AndyMillerMAJOR MICROFUNGAL DIVERSITY INITIATIVE. When we think of fungi, most of us imagine mushrooms. But beyond the limits of our naked eyes, thousands of species of so-called Microfungi toil away. While not as visually charismatic as their capped and tasty cousins, this diverse and largely undocumented group has major economic and ecological impacts throughout the biosphere as pathogens and saprobes. Their fundamental role in our planet's ecology warrants more systematic documentation of their diversity and Plant Biology Affiliate Andrew Miller (INHS) is leading a massive NSF-funded effort to consolidate microfungal collections into a single, universally accessible database. The project is part of NSF's iDigBio resource for Advancing Digitization of Biodiversity Collections (ADBC).

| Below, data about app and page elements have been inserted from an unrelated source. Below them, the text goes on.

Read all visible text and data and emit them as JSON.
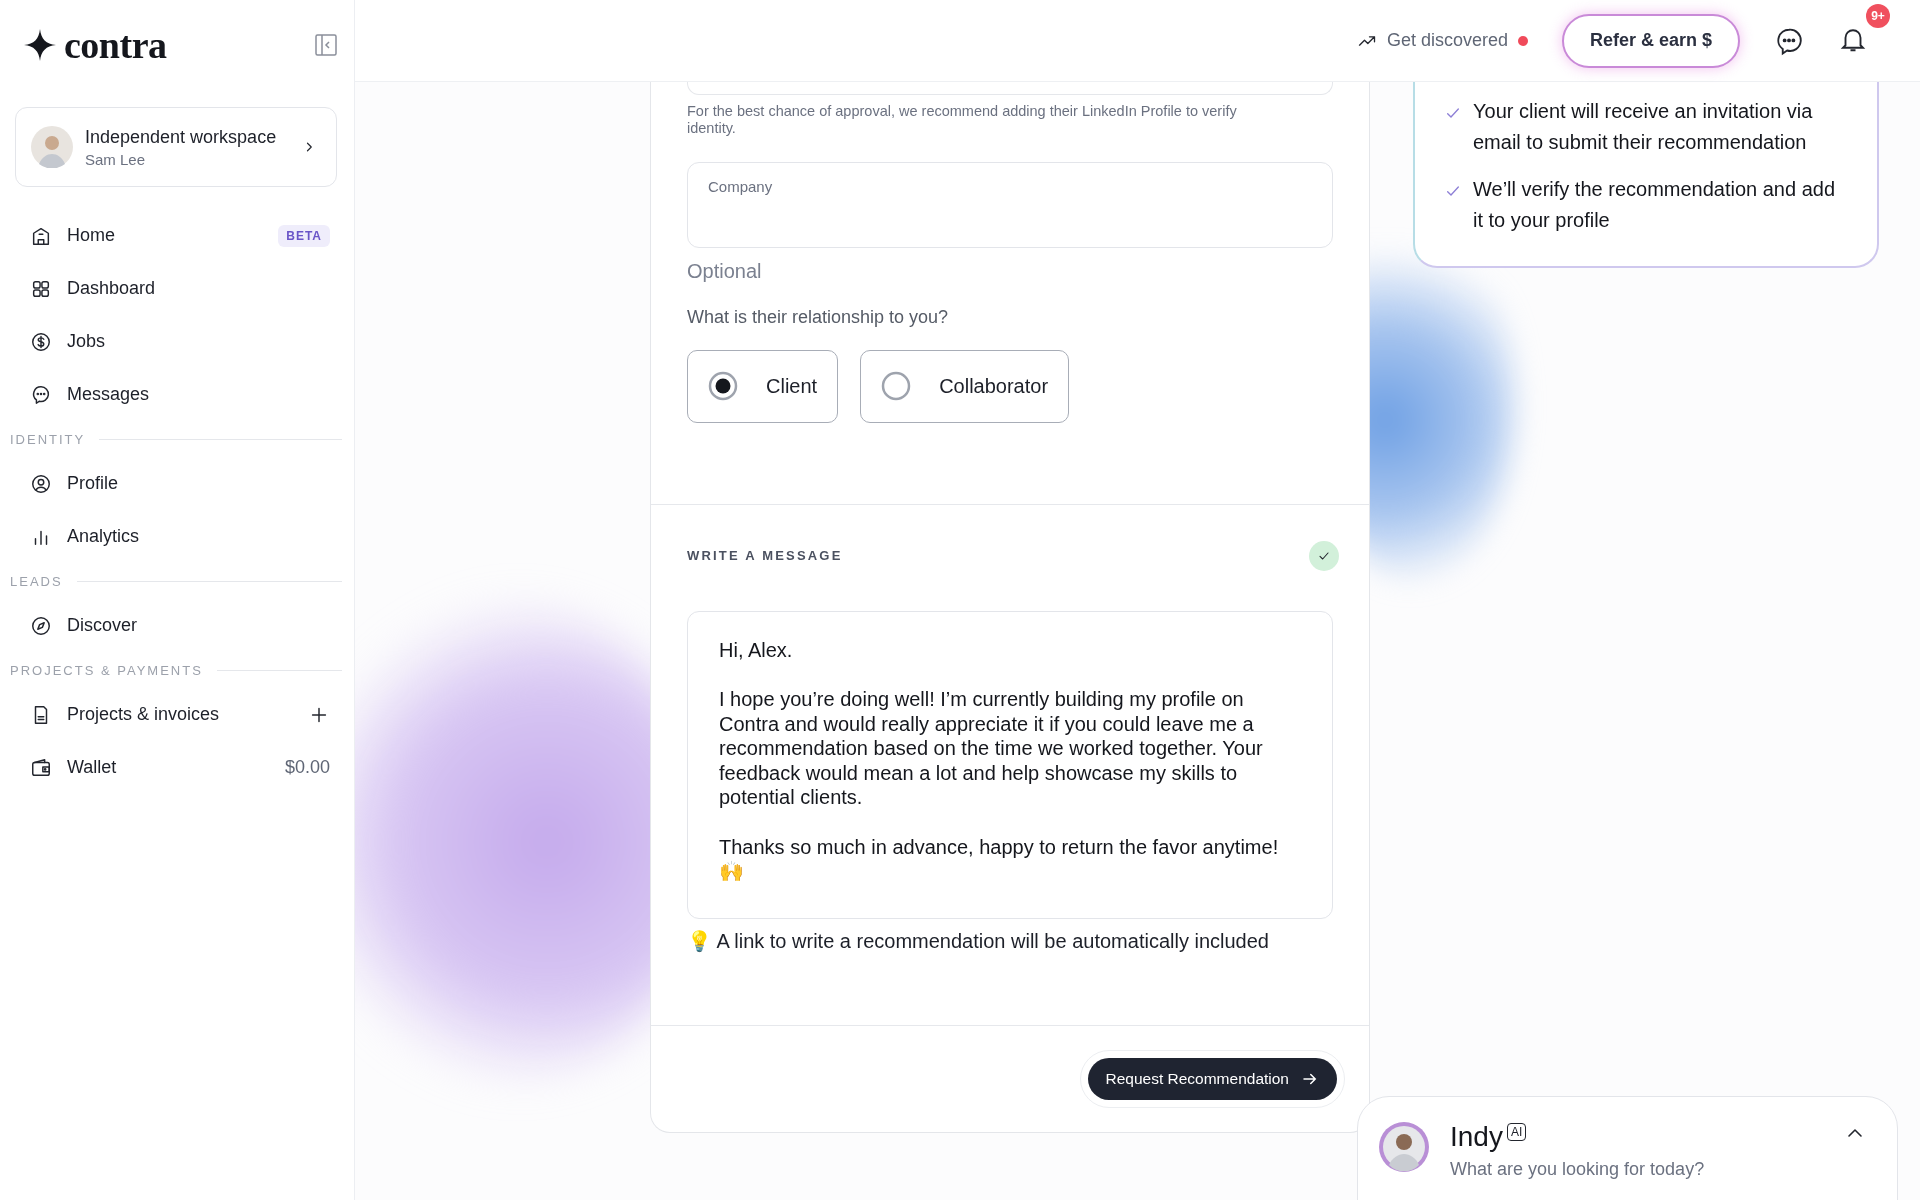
{
  "sidebar": {
    "logo": "contra",
    "workspace": {
      "title": "Independent workspace",
      "user": "Sam Lee"
    },
    "sections": [
      {
        "items": [
          {
            "label": "Home",
            "badge": "BETA"
          },
          {
            "label": "Dashboard"
          },
          {
            "label": "Jobs"
          },
          {
            "label": "Messages"
          }
        ]
      },
      {
        "heading": "IDENTITY",
        "items": [
          {
            "label": "Profile"
          },
          {
            "label": "Analytics"
          }
        ]
      },
      {
        "heading": "LEADS",
        "items": [
          {
            "label": "Discover"
          }
        ]
      },
      {
        "heading": "PROJECTS & PAYMENTS",
        "items": [
          {
            "label": "Projects & invoices",
            "add_button": true
          },
          {
            "label": "Wallet",
            "value": "$0.00"
          }
        ]
      }
    ]
  },
  "topbar": {
    "discover": "Get discovered",
    "discover_alert": true,
    "refer": "Refer & earn $",
    "notifications": "9+"
  },
  "info_card": {
    "points": [
      "Your client will receive an invitation via email to submit their recommendation",
      "We’ll verify the recommendation and add it to your profile"
    ]
  },
  "form": {
    "hint": "For the best chance of approval, we recommend adding their LinkedIn Profile to verify identity.",
    "company": {
      "label": "Company"
    },
    "optional": "Optional",
    "question": "What is their relationship to you?",
    "relationship": [
      {
        "label": "Client",
        "selected": true
      },
      {
        "label": "Collaborator",
        "selected": false
      }
    ],
    "message_section": {
      "heading": "WRITE A MESSAGE",
      "complete": true,
      "message": "Hi, Alex.\n\nI hope you’re doing well! I’m currently building my profile on Contra and would really appreciate it if you could leave me a recommendation based on the time we worked together. Your feedback would mean a lot and help showcase my skills to potential clients.\n\nThanks so much in advance, happy to return the favor anytime! 🙌"
    },
    "tip": "💡 A link to write a recommendation will be automatically included",
    "submit": "Request Recommendation"
  },
  "assistant": {
    "name": "Indy",
    "tag": "AI",
    "prompt": "What are you looking for today?"
  }
}
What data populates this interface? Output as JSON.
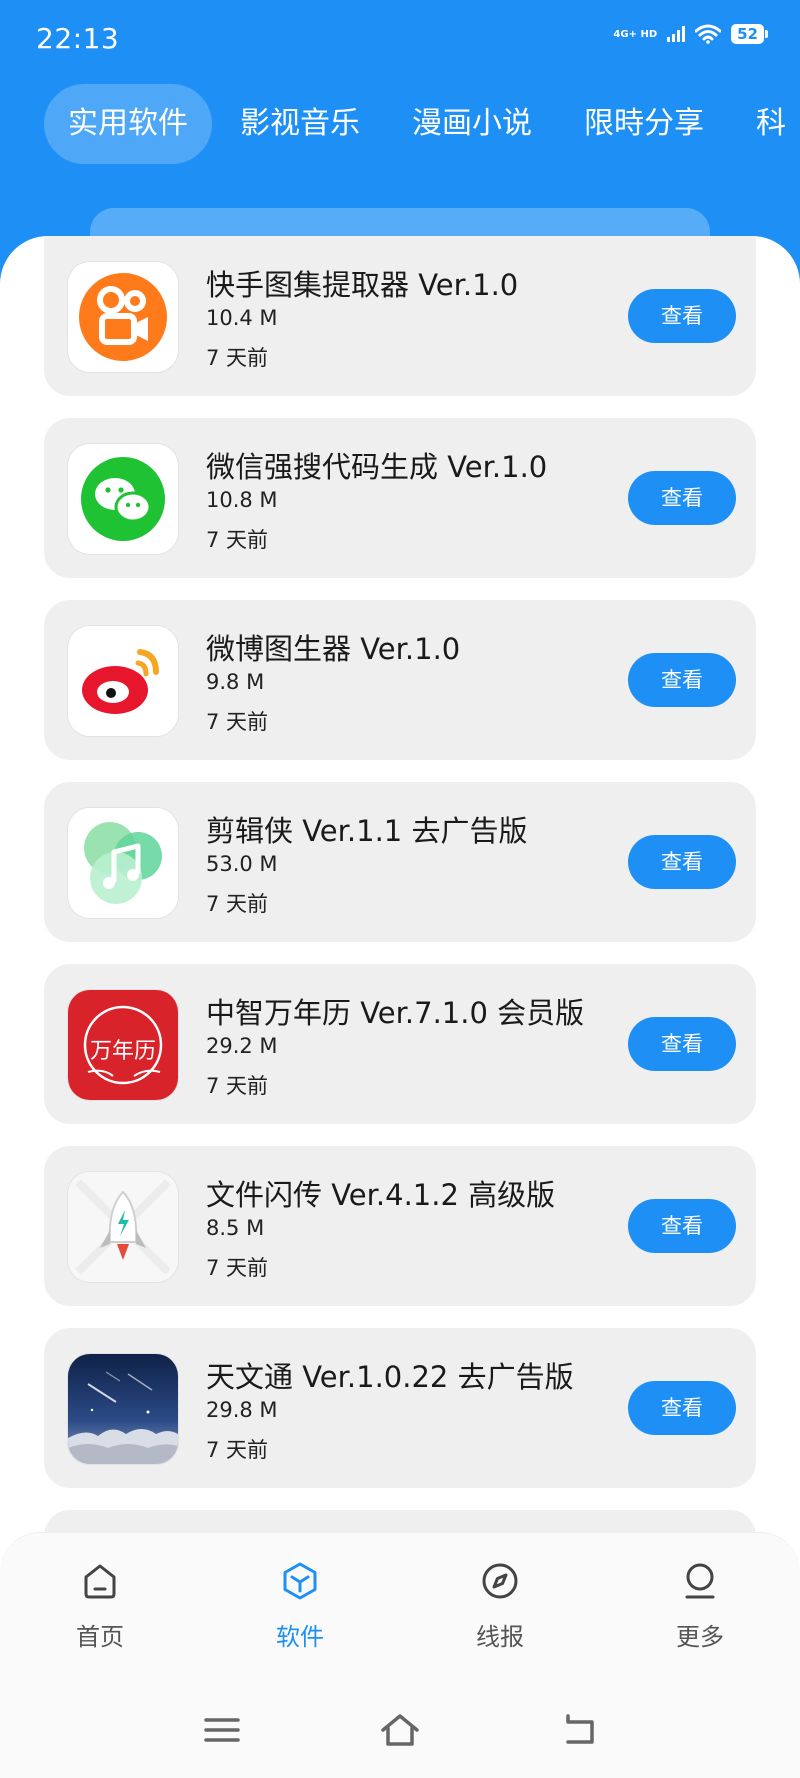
{
  "status_bar": {
    "time": "22:13",
    "network_label": "4G+ HD",
    "battery": "52"
  },
  "tabs": [
    {
      "label": "实用软件",
      "active": true
    },
    {
      "label": "影视音乐",
      "active": false
    },
    {
      "label": "漫画小说",
      "active": false
    },
    {
      "label": "限時分享",
      "active": false
    },
    {
      "label": "科",
      "active": false
    }
  ],
  "apps": [
    {
      "name": "快手图集提取器 Ver.1.0",
      "size": "10.4 M",
      "time": "7 天前",
      "button": "查看",
      "icon": "kuaishou-icon"
    },
    {
      "name": "微信强搜代码生成 Ver.1.0",
      "size": "10.8 M",
      "time": "7 天前",
      "button": "查看",
      "icon": "wechat-icon"
    },
    {
      "name": "微博图生器 Ver.1.0",
      "size": "9.8 M",
      "time": "7 天前",
      "button": "查看",
      "icon": "weibo-icon"
    },
    {
      "name": "剪辑侠 Ver.1.1 去广告版",
      "size": "53.0 M",
      "time": "7 天前",
      "button": "查看",
      "icon": "music-note-icon"
    },
    {
      "name": "中智万年历 Ver.7.1.0 会员版",
      "size": "29.2 M",
      "time": "7 天前",
      "button": "查看",
      "icon": "calendar-icon"
    },
    {
      "name": "文件闪传 Ver.4.1.2 高级版",
      "size": "8.5 M",
      "time": "7 天前",
      "button": "查看",
      "icon": "rocket-icon"
    },
    {
      "name": "天文通 Ver.1.0.22 去广告版",
      "size": "29.8 M",
      "time": "7 天前",
      "button": "查看",
      "icon": "night-sky-icon"
    }
  ],
  "calendar_icon_text": "万年历",
  "bottom_nav": [
    {
      "label": "首页",
      "icon": "home-icon",
      "active": false
    },
    {
      "label": "软件",
      "icon": "cube-icon",
      "active": true
    },
    {
      "label": "线报",
      "icon": "compass-icon",
      "active": false
    },
    {
      "label": "更多",
      "icon": "profile-icon",
      "active": false
    }
  ],
  "colors": {
    "accent": "#1e90f5",
    "card_bg": "#efefef",
    "nav_active": "#1e90f5"
  }
}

SoundsofSilencePosterBUT CAN YOU DANCE TO IT? Scientists eschew bias in interpreting experimental outcomes by imploring each other and their students to "let the data speak for themselves". But how about letting the data sing for themselves? That's just what Ort lab postdoc Berkley Walker and his music composition collaborators rounded up Illinois Plant Biology colleagues to do. The result: The Sounds Of Science, A Concert Exploring the Connections between Plant Science and New Music. Biological data are anything but random; they have themes, periodicity, repeating motifs, even rhythm. Sounds a lot like a description of music. So grab your partner and boogie (or meditate?) to the tunes here.

Corn&FarmOZONE: INVISIBLE ENEMY OF AGRICULTURE. Since when is ozone an "enemy"? Aren’t we concerned about a “hole in the ozone layer”? Don’t we need ozone? Well, yes and no. An NSF-sponsored project led by Plant Biology faculty Lisa Ainsworth and Andrew Leakey seeks to genetically prepare the nation’s corn crop for rising ozone levels here on the ground. Read more here.

WendyY BUMPER CROP OF NEW COLLEAGUES. Illinois Plant Biology has had the exceptionally good fortune to grow by four new faculty members over the past several months. We are delighted to welcome Drs. Wendy Yang, JamesO James O'Dwyer, Jessica Conroy and Amy Marshall-Colon. Wendy's specialty is terrestrial biogeochemistry. Her research focuses on mineral -- mainly nitrogen-- cycling in a changing climate, using tracers and stable isotopes. James is a theoretician fascinated by parallel patterns emerging from diverse JCthumb ecological contexts. He has worked with microbial communities, population dynamics, biodiversity modeling and community structure. Jessica uses past climate data gleaned from geographically diverse lake sediments to understand AMCthumband predict future climate scenarios. Her research has taken her from the Galápagos to the Tibetan plateau. Amy, our department's newest addition, is a systems biologist. She uses genomics, metabolomics and epigenomics to investigate interactions between primary and secondary metabolism.